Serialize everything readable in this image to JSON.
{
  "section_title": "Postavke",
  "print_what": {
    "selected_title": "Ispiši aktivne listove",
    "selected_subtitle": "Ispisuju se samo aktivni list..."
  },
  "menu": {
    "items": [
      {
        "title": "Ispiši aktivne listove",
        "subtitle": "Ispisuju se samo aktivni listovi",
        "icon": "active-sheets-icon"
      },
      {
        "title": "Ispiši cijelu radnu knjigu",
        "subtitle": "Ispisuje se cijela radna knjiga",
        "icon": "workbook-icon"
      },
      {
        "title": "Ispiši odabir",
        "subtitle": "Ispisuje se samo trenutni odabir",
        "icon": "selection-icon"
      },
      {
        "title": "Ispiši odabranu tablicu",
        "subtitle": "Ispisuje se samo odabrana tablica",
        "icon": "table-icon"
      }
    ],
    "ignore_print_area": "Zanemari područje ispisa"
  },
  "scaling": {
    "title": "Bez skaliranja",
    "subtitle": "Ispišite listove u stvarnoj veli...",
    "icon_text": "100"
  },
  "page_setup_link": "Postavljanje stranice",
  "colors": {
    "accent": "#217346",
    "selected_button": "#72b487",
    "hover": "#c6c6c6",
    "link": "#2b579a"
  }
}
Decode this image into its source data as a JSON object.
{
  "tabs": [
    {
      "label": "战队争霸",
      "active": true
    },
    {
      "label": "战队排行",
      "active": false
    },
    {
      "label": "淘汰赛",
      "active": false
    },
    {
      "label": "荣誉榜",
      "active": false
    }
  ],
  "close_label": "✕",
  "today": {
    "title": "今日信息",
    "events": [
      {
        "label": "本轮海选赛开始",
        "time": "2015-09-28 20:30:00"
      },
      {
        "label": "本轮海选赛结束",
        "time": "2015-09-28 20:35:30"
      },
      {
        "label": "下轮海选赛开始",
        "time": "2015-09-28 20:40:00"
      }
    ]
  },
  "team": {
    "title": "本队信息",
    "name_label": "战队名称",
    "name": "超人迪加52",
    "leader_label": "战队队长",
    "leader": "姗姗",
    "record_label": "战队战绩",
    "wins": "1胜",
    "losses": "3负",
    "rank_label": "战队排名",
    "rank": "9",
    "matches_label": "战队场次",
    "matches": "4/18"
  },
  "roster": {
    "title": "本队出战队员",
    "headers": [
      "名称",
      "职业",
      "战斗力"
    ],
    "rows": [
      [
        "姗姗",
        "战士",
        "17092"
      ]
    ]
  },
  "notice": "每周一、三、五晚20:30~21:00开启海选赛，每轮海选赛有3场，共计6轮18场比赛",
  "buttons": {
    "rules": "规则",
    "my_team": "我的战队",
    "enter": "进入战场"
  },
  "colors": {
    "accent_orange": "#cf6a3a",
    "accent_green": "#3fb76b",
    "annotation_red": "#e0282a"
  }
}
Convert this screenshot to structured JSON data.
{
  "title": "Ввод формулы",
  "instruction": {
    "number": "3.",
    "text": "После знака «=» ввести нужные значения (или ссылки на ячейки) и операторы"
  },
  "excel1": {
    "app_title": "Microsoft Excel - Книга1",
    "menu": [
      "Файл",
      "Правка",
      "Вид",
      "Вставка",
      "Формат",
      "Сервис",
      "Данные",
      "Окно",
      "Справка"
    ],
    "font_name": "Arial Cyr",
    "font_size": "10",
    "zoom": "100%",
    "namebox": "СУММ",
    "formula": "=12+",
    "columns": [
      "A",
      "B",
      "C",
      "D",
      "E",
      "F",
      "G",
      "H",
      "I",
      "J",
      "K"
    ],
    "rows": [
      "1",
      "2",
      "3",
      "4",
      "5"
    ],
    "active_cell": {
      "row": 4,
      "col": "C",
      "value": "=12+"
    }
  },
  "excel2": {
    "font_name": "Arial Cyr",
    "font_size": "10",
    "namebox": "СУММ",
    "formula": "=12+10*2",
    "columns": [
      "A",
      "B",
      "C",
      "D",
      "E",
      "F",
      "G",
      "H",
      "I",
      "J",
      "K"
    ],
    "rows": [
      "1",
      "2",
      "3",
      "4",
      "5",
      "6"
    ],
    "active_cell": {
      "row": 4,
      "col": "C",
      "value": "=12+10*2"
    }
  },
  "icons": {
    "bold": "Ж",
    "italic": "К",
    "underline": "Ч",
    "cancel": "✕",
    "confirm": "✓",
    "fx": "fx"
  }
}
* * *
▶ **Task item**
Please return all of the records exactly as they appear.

▶ **Worked solution**
Serialize everything readable in this image to JSON.
{
  "section_title": "Postavke",
  "print_what": {
    "selected_title": "Ispiši aktivne listove",
    "selected_subtitle": "Ispisuju se samo aktivni list..."
  },
  "menu": {
    "items": [
      {
        "title": "Ispiši aktivne listove",
        "subtitle": "Ispisuju se samo aktivni listovi",
        "icon": "active-sheets-icon"
      },
      {
        "title": "Ispiši cijelu radnu knjigu",
        "subtitle": "Ispisuje se cijela radna knjiga",
        "icon": "workbook-icon"
      },
      {
        "title": "Ispiši odabir",
        "subtitle": "Ispisuje se samo trenutni odabir",
        "icon": "selection-icon"
      },
      {
        "title": "Ispiši odabranu tablicu",
        "subtitle": "Ispisuje se samo odabrana tablica",
        "icon": "table-icon"
      }
    ],
    "ignore_print_area": "Zanemari područje ispisa"
  },
  "scaling": {
    "title": "Bez skaliranja",
    "subtitle": "Ispišite listove u stvarnoj veli...",
    "icon_text": "100"
  },
  "page_setup_link": "Postavljanje stranice",
  "colors": {
    "accent": "#217346",
    "selected_button": "#72b487",
    "hover": "#c6c6c6",
    "link": "#2b579a"
  }
}
Decode this image into its source data as a JSON object.
{
  "tabs": [
    {
      "label": "战队争霸",
      "active": true
    },
    {
      "label": "战队排行",
      "active": false
    },
    {
      "label": "淘汰赛",
      "active": false
    },
    {
      "label": "荣誉榜",
      "active": false
    }
  ],
  "close_label": "✕",
  "today": {
    "title": "今日信息",
    "events": [
      {
        "label": "本轮海选赛开始",
        "time": "2015-09-28 20:30:00"
      },
      {
        "label": "本轮海选赛结束",
        "time": "2015-09-28 20:35:30"
      },
      {
        "label": "下轮海选赛开始",
        "time": "2015-09-28 20:40:00"
      }
    ]
  },
  "team": {
    "title": "本队信息",
    "name_label": "战队名称",
    "name": "超人迪加52",
    "leader_label": "战队队长",
    "leader": "姗姗",
    "record_label": "战队战绩",
    "wins": "1胜",
    "losses": "3负",
    "rank_label": "战队排名",
    "rank": "9",
    "matches_label": "战队场次",
    "matches": "4/18"
  },
  "roster": {
    "title": "本队出战队员",
    "headers": [
      "名称",
      "职业",
      "战斗力"
    ],
    "rows": [
      [
        "姗姗",
        "战士",
        "17092"
      ]
    ]
  },
  "notice": "每周一、三、五晚20:30~21:00开启海选赛，每轮海选赛有3场，共计6轮18场比赛",
  "buttons": {
    "rules": "规则",
    "my_team": "我的战队",
    "enter": "进入战场"
  },
  "colors": {
    "accent_orange": "#cf6a3a",
    "accent_green": "#3fb76b",
    "annotation_red": "#e0282a"
  }
}
Convert this screenshot to structured JSON data.
{
  "title": "Ввод формулы",
  "instruction": {
    "number": "3.",
    "text": "После знака «=» ввести нужные значения (или ссылки на ячейки) и операторы"
  },
  "excel1": {
    "app_title": "Microsoft Excel - Книга1",
    "menu": [
      "Файл",
      "Правка",
      "Вид",
      "Вставка",
      "Формат",
      "Сервис",
      "Данные",
      "Окно",
      "Справка"
    ],
    "font_name": "Arial Cyr",
    "font_size": "10",
    "zoom": "100%",
    "namebox": "СУММ",
    "formula": "=12+",
    "columns": [
      "A",
      "B",
      "C",
      "D",
      "E",
      "F",
      "G",
      "H",
      "I",
      "J",
      "K"
    ],
    "rows": [
      "1",
      "2",
      "3",
      "4",
      "5"
    ],
    "active_cell": {
      "row": 4,
      "col": "C",
      "value": "=12+"
    }
  },
  "excel2": {
    "font_name": "Arial Cyr",
    "font_size": "10",
    "namebox": "СУММ",
    "formula": "=12+10*2",
    "columns": [
      "A",
      "B",
      "C",
      "D",
      "E",
      "F",
      "G",
      "H",
      "I",
      "J",
      "K"
    ],
    "rows": [
      "1",
      "2",
      "3",
      "4",
      "5",
      "6"
    ],
    "active_cell": {
      "row": 4,
      "col": "C",
      "value": "=12+10*2"
    }
  },
  "icons": {
    "bold": "Ж",
    "italic": "К",
    "underline": "Ч",
    "cancel": "✕",
    "confirm": "✓",
    "fx": "fx"
  }
}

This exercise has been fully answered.